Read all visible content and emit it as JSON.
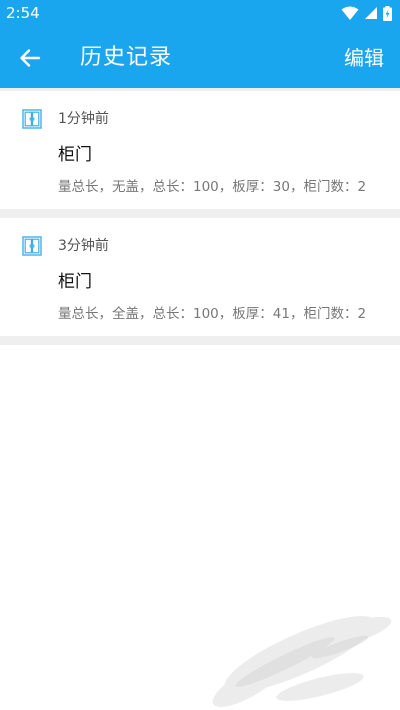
{
  "status_bar": {
    "time": "2:54",
    "icons": [
      "wifi-icon",
      "cell-signal-icon",
      "battery-charging-icon"
    ]
  },
  "app_bar": {
    "title": "历史记录",
    "edit_label": "编辑",
    "back_icon": "arrow-left-icon"
  },
  "records": [
    {
      "time": "1分钟前",
      "title": "柜门",
      "description": "量总长，无盖，总长：100，板厚：30，柜门数：2",
      "icon": "cabinet-door-icon"
    },
    {
      "time": "3分钟前",
      "title": "柜门",
      "description": "量总长，全盖，总长：100，板厚：41，柜门数：2",
      "icon": "cabinet-door-icon"
    }
  ],
  "colors": {
    "primary": "#1aa6ee",
    "background": "#ffffff",
    "separator": "#efefef",
    "title_text": "#111111",
    "secondary_text": "#777777",
    "icon_accent": "#3fb0e8"
  }
}
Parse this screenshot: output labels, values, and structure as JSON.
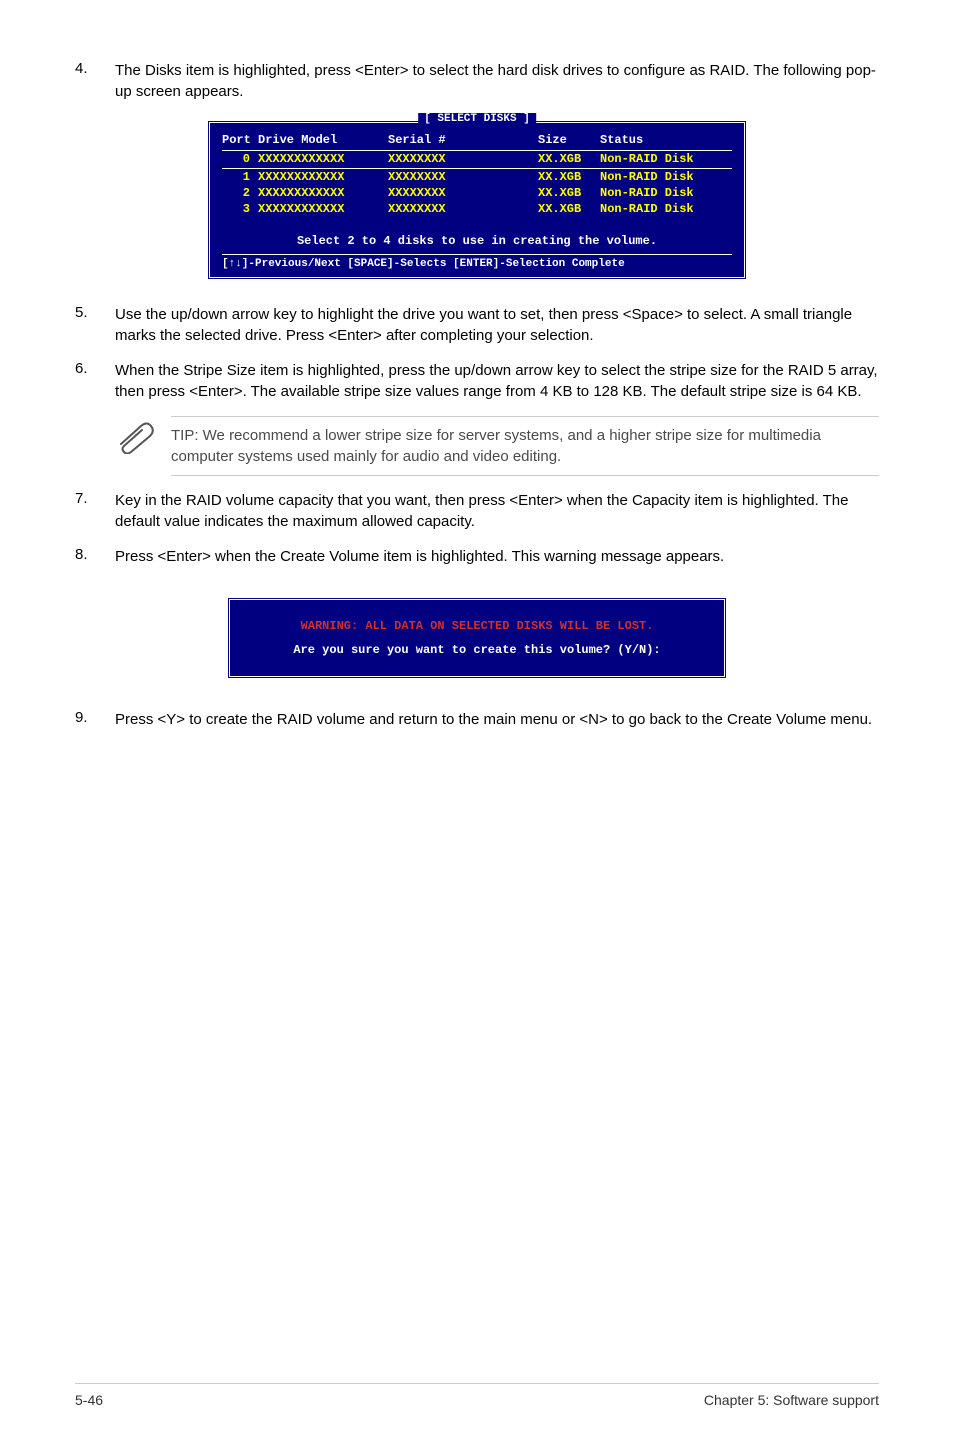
{
  "steps": {
    "s4": {
      "num": "4.",
      "text": "The Disks item is highlighted, press <Enter> to select the hard disk drives to configure as RAID. The following pop-up screen appears."
    },
    "s5": {
      "num": "5.",
      "text": "Use the up/down arrow key to highlight the drive you want to set, then press <Space> to select.  A small triangle marks the selected drive. Press <Enter> after completing your selection."
    },
    "s6": {
      "num": "6.",
      "text": "When the Stripe Size item is highlighted, press the up/down arrow key to select the stripe size for the RAID 5 array, then press <Enter>. The available stripe size values range from 4 KB to 128 KB. The default stripe size is 64 KB."
    },
    "s7": {
      "num": "7.",
      "text": "Key in the RAID volume capacity that you want, then press <Enter> when the Capacity item is highlighted. The default value indicates the maximum allowed capacity."
    },
    "s8": {
      "num": "8.",
      "text": "Press <Enter> when the Create Volume item is highlighted. This warning message appears."
    },
    "s9": {
      "num": "9.",
      "text": "Press <Y> to create the RAID volume and return to the main menu or <N> to go back to the Create Volume menu."
    }
  },
  "tip": "TIP: We recommend a lower stripe size for server systems, and a higher stripe size for multimedia computer systems used mainly for audio and video editing.",
  "bios": {
    "title": "[ SELECT DISKS ]",
    "headers": {
      "port": "Port",
      "model": "Drive Model",
      "serial": "Serial #",
      "size": "Size",
      "status": "Status"
    },
    "rows": [
      {
        "port": "0",
        "model": "XXXXXXXXXXXX",
        "serial": "XXXXXXXX",
        "size": "XX.XGB",
        "status": "Non-RAID Disk"
      },
      {
        "port": "1",
        "model": "XXXXXXXXXXXX",
        "serial": "XXXXXXXX",
        "size": "XX.XGB",
        "status": "Non-RAID Disk"
      },
      {
        "port": "2",
        "model": "XXXXXXXXXXXX",
        "serial": "XXXXXXXX",
        "size": "XX.XGB",
        "status": "Non-RAID Disk"
      },
      {
        "port": "3",
        "model": "XXXXXXXXXXXX",
        "serial": "XXXXXXXX",
        "size": "XX.XGB",
        "status": "Non-RAID Disk"
      }
    ],
    "instruction": "Select 2 to 4 disks to use in creating the volume.",
    "footer": "[↑↓]-Previous/Next  [SPACE]-Selects  [ENTER]-Selection Complete"
  },
  "warning": {
    "line1": "WARNING: ALL DATA ON SELECTED DISKS WILL BE LOST.",
    "line2": "Are you sure you want to create this volume? (Y/N):"
  },
  "footer": {
    "left": "5-46",
    "right": "Chapter 5: Software support"
  }
}
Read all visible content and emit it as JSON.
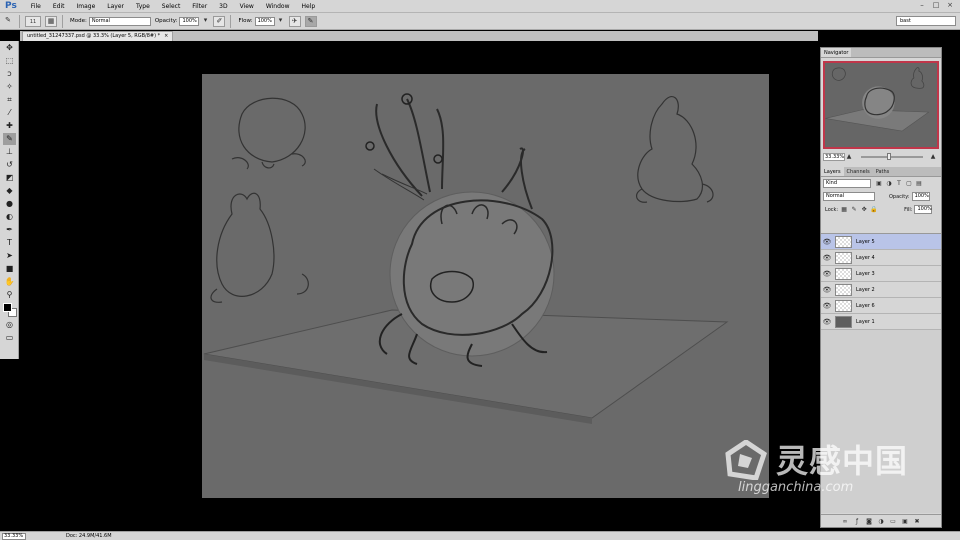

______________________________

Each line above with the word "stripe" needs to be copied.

### Answer to the problem
      "text": "When the Stripe Size item is highlighted, press the up/down arrow key to select the stripe size for the RAID 5 array, then press <Enter>. The available stripe size values range from 4 KB to 128 KB. The default stripe size is 64 KB."
  "tip": "TIP: We recommend a lower stripe size for server systems, and a higher stripe size for multimedia computer systems used mainly for audio and video editing.",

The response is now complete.